*** Begin section ***
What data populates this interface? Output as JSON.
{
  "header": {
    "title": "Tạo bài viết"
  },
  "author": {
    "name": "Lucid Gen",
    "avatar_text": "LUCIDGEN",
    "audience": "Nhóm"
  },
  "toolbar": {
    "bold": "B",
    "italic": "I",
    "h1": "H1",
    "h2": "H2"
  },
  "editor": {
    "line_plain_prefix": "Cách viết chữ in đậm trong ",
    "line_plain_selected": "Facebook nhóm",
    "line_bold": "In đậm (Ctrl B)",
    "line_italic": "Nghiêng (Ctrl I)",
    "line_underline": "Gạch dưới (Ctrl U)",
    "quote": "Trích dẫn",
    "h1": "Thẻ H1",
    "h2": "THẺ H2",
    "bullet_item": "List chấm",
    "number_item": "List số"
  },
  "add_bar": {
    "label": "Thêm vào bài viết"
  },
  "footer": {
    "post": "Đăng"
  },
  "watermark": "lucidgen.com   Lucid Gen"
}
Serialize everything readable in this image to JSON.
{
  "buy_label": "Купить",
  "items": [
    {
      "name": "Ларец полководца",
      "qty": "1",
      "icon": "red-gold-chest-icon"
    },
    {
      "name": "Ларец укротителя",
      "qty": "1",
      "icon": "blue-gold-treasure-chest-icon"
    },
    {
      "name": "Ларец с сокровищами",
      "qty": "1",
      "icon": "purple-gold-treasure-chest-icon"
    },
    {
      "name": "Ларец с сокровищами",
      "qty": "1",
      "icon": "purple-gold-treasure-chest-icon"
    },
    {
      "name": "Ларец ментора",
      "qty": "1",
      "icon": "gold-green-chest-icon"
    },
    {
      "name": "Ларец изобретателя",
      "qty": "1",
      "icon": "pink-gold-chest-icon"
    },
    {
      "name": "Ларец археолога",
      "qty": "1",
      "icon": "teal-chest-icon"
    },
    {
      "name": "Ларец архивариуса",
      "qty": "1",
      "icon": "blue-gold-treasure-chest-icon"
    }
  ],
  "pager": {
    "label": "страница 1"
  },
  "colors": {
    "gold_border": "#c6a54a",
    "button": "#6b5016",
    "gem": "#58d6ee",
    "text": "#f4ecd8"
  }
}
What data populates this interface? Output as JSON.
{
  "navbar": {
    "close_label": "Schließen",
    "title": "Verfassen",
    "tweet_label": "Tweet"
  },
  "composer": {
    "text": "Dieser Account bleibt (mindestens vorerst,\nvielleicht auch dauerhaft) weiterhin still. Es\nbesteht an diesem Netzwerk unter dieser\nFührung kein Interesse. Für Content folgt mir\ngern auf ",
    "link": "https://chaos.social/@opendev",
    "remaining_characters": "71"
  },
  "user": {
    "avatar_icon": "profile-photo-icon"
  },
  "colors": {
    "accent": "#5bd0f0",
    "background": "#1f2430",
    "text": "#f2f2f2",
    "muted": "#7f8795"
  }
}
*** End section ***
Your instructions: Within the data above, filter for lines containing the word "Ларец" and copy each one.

Written solution:
      "name": "Ларец полководца",
      "name": "Ларец укротителя",
      "name": "Ларец с сокровищами",
      "name": "Ларец с сокровищами",
      "name": "Ларец ментора",
      "name": "Ларец изобретателя",
      "name": "Ларец археолога",
      "name": "Ларец архивариуса",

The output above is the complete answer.